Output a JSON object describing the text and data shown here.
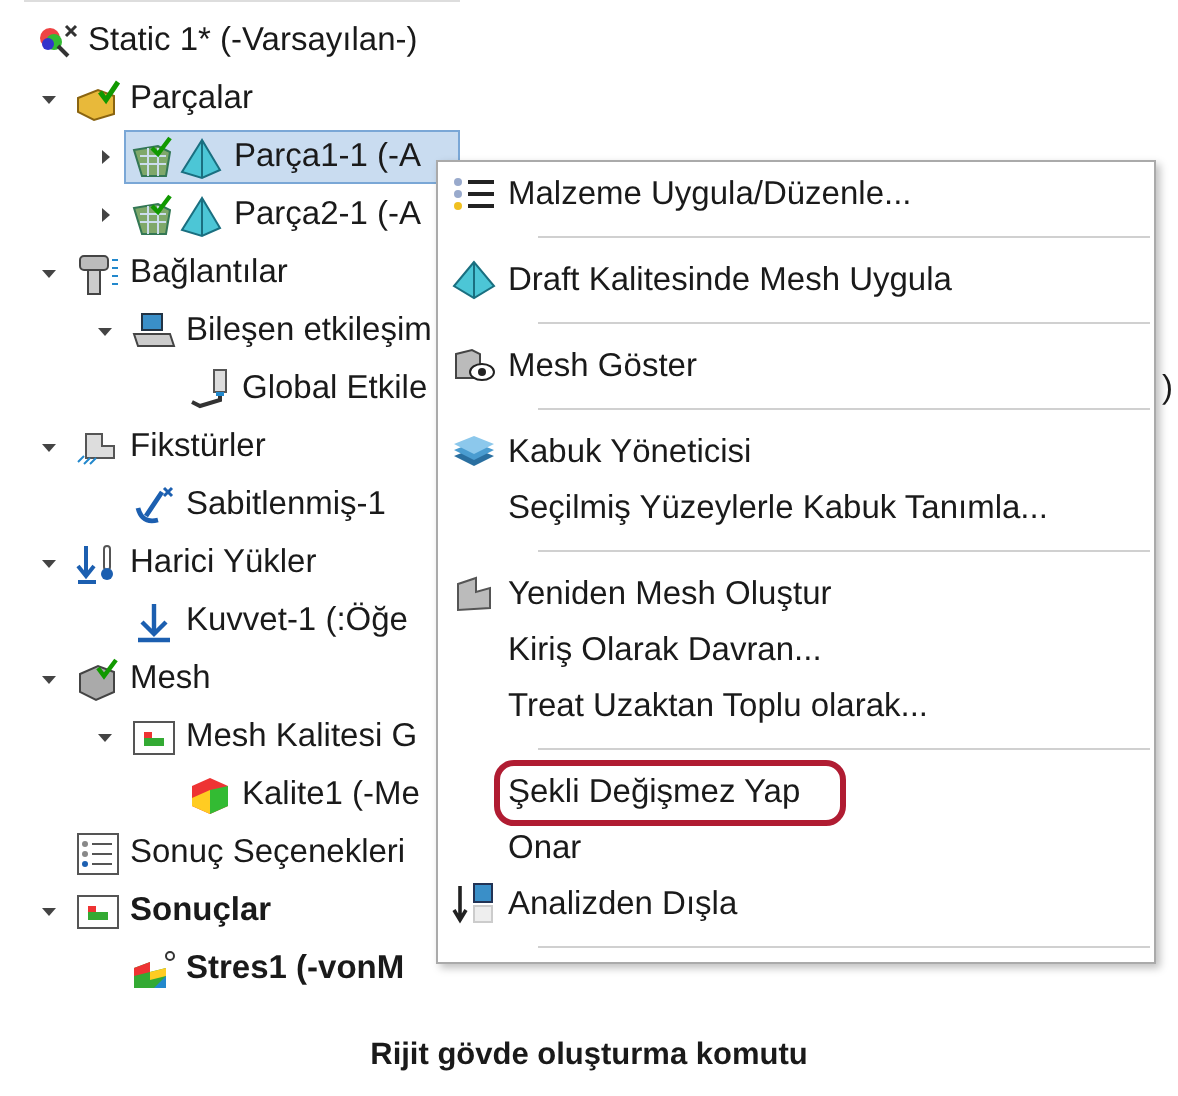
{
  "tree": {
    "label": "Static 1* (-Varsayılan-)",
    "children": [
      {
        "label": "Parçalar",
        "expanded": true,
        "bold": false,
        "children": [
          {
            "label": "Parça1-1 (-A",
            "expanded": false,
            "selected": true,
            "bold": false
          },
          {
            "label": "Parça2-1 (-A",
            "expanded": false,
            "selected": false,
            "bold": false
          }
        ]
      },
      {
        "label": "Bağlantılar",
        "expanded": true,
        "bold": false,
        "children": [
          {
            "label": "Bileşen etkileşim",
            "expanded": true,
            "bold": false,
            "children": [
              {
                "label": "Global Etkile",
                "tail": ")",
                "bold": false
              }
            ]
          }
        ]
      },
      {
        "label": "Fikstürler",
        "expanded": true,
        "bold": false,
        "children": [
          {
            "label": "Sabitlenmiş-1",
            "bold": false
          }
        ]
      },
      {
        "label": "Harici Yükler",
        "expanded": true,
        "bold": false,
        "children": [
          {
            "label": "Kuvvet-1 (:Öğe",
            "bold": false
          }
        ]
      },
      {
        "label": "Mesh",
        "expanded": true,
        "bold": false,
        "children": [
          {
            "label": "Mesh Kalitesi G",
            "expanded": true,
            "bold": false,
            "children": [
              {
                "label": "Kalite1 (-Me",
                "bold": false
              }
            ]
          }
        ]
      },
      {
        "label": "Sonuç Seçenekleri",
        "bold": false
      },
      {
        "label": "Sonuçlar",
        "expanded": true,
        "bold": true,
        "children": [
          {
            "label": "Stres1 (-vonM",
            "bold": true
          }
        ]
      }
    ]
  },
  "context_menu": {
    "groups": [
      [
        {
          "label": "Malzeme Uygula/Düzenle...",
          "callout": false
        }
      ],
      [
        {
          "label": "Draft Kalitesinde Mesh Uygula",
          "callout": false
        }
      ],
      [
        {
          "label": "Mesh Göster",
          "callout": false
        }
      ],
      [
        {
          "label": "Kabuk Yöneticisi",
          "callout": false
        },
        {
          "label": "Seçilmiş Yüzeylerle Kabuk Tanımla...",
          "callout": false
        }
      ],
      [
        {
          "label": "Yeniden Mesh Oluştur",
          "callout": false
        },
        {
          "label": "Kiriş Olarak Davran...",
          "callout": false
        },
        {
          "label": "Treat Uzaktan Toplu olarak...",
          "callout": false
        }
      ],
      [
        {
          "label": "Şekli Değişmez Yap",
          "callout": true
        },
        {
          "label": "Onar",
          "callout": false
        },
        {
          "label": "Analizden Dışla",
          "callout": false
        }
      ]
    ]
  },
  "caption": "Rijit gövde oluşturma komutu"
}
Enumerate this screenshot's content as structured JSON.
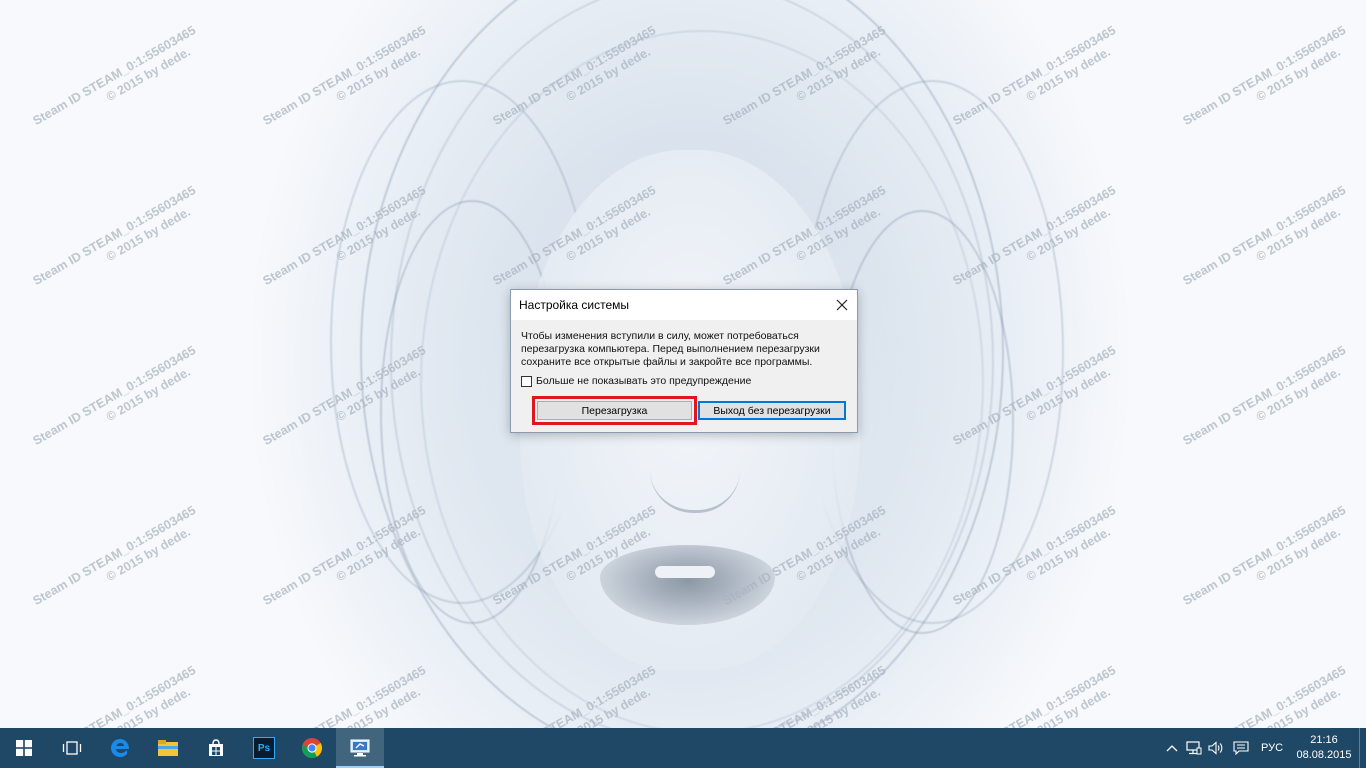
{
  "desktop": {
    "watermark_line1": "Steam ID  STEAM_0:1:55603465",
    "watermark_line2": "© 2015 by dede."
  },
  "dialog": {
    "title": "Настройка системы",
    "close_icon": "close-icon",
    "message": "Чтобы изменения вступили в силу, может потребоваться перезагрузка компьютера. Перед выполнением перезагрузки сохраните все открытые файлы и закройте все программы.",
    "checkbox_label": "Больше не показывать это предупреждение",
    "checkbox_checked": false,
    "restart_button": "Перезагрузка",
    "exit_button": "Выход без перезагрузки",
    "highlight_color": "#e0161e"
  },
  "taskbar": {
    "background": "#1e4866",
    "apps": [
      {
        "icon": "windows-start-icon"
      },
      {
        "icon": "task-view-icon"
      },
      {
        "icon": "edge-icon"
      },
      {
        "icon": "file-explorer-icon"
      },
      {
        "icon": "store-icon"
      },
      {
        "icon": "photoshop-icon",
        "label": "Ps"
      },
      {
        "icon": "chrome-icon"
      },
      {
        "icon": "system-config-icon"
      }
    ],
    "tray": {
      "language": "РУС",
      "time": "21:16",
      "date": "08.08.2015"
    }
  }
}
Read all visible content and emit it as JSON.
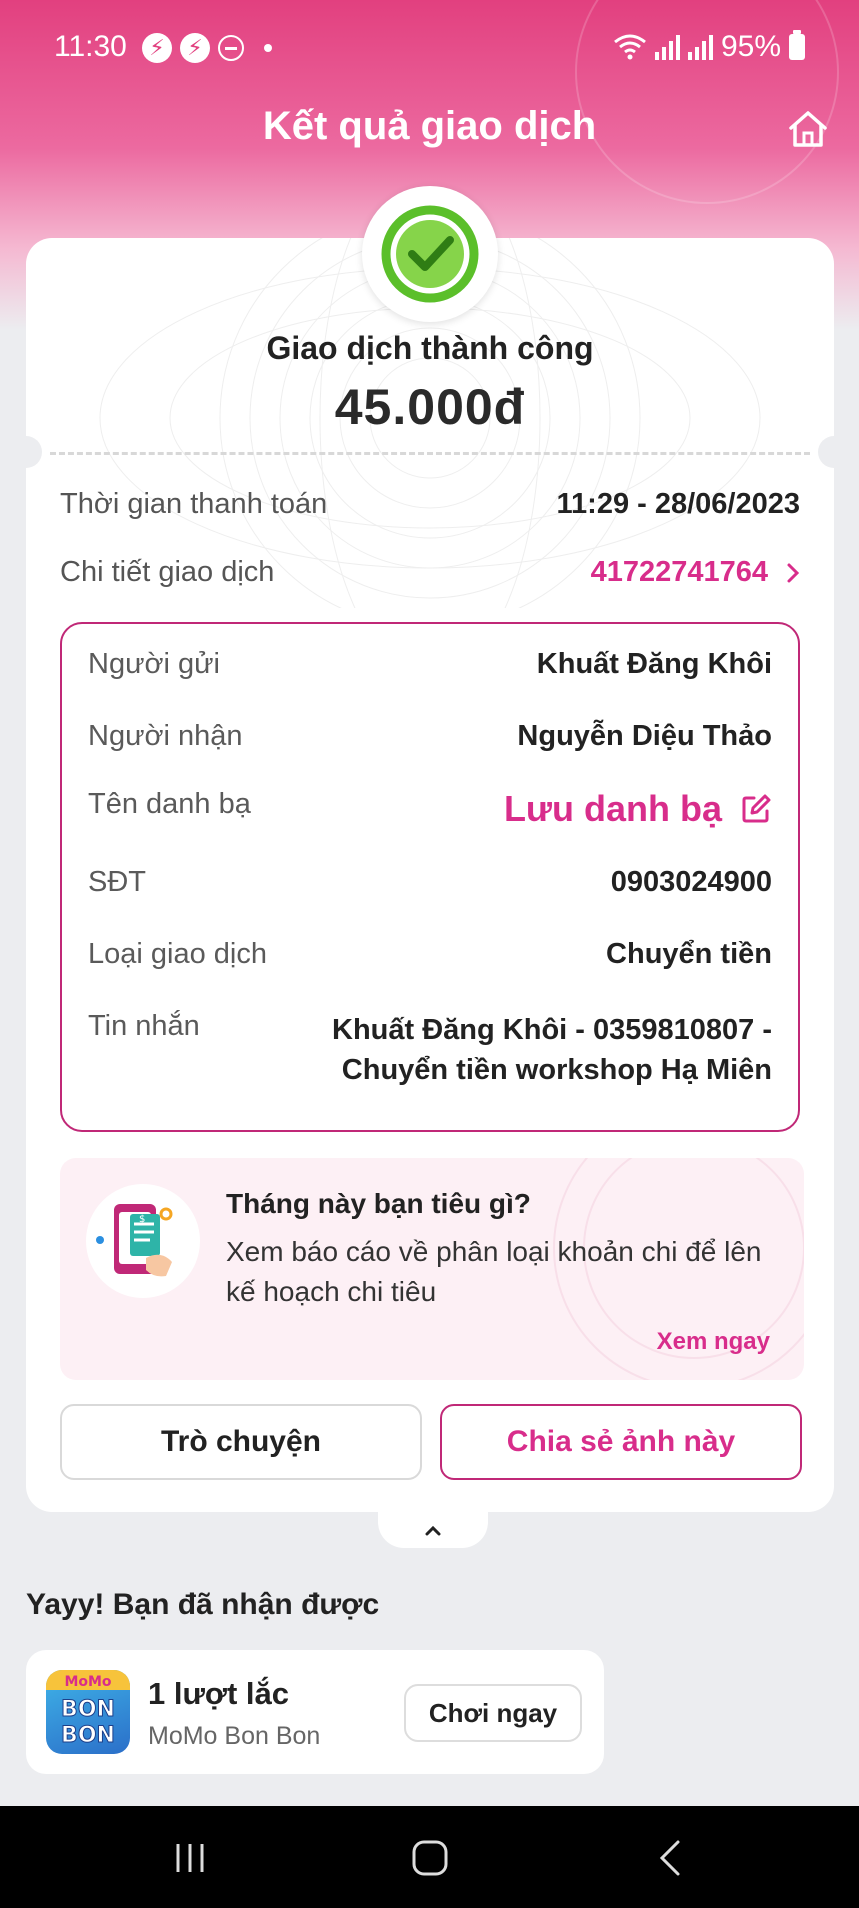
{
  "status_bar": {
    "time": "11:30",
    "battery": "95%",
    "icons": [
      "messenger-icon",
      "messenger-icon",
      "do-not-disturb-icon",
      "dot-icon",
      "wifi-icon",
      "signal-icon",
      "signal-icon",
      "battery-icon"
    ]
  },
  "header": {
    "title": "Kết quả giao dịch",
    "home_icon": "home-icon"
  },
  "summary": {
    "status_text": "Giao dịch thành công",
    "amount": "45.000đ",
    "status_icon": "check-circle-icon",
    "status_color": "#5bbf2a"
  },
  "payment_info": {
    "time_label": "Thời gian thanh toán",
    "time_value": "11:29 - 28/06/2023",
    "detail_label": "Chi tiết giao dịch",
    "detail_value": "41722741764"
  },
  "details": {
    "sender_label": "Người gửi",
    "sender_value": "Khuất Đăng Khôi",
    "receiver_label": "Người nhận",
    "receiver_value": "Nguyễn Diệu Thảo",
    "contact_label": "Tên danh bạ",
    "contact_action": "Lưu danh bạ",
    "phone_label": "SĐT",
    "phone_value": "0903024900",
    "type_label": "Loại giao dịch",
    "type_value": "Chuyển tiền",
    "message_label": "Tin nhắn",
    "message_line1": "Khuất Đăng Khôi - 0359810807 -",
    "message_line2": "Chuyển tiền workshop Hạ Miên"
  },
  "promo": {
    "title": "Tháng này bạn tiêu gì?",
    "description": "Xem báo cáo về phân loại khoản chi để lên kế hoạch chi tiêu",
    "link": "Xem ngay"
  },
  "actions": {
    "chat": "Trò chuyện",
    "share": "Chia sẻ ảnh này"
  },
  "reward": {
    "heading": "Yayy! Bạn đã nhận được",
    "title": "1 lượt lắc",
    "subtitle": "MoMo Bon Bon",
    "button": "Chơi ngay",
    "logo_text_top": "MoMo",
    "logo_text_mid": "BON",
    "logo_text_bot": "BON"
  },
  "colors": {
    "brand": "#d82d8b",
    "border": "#c02877",
    "success": "#5bbf2a"
  }
}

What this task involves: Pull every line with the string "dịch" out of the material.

Exercise answer:
    "title": "Kết quả giao dịch",
    "status_text": "Giao dịch thành công",
    "detail_label": "Chi tiết giao dịch",
    "type_label": "Loại giao dịch",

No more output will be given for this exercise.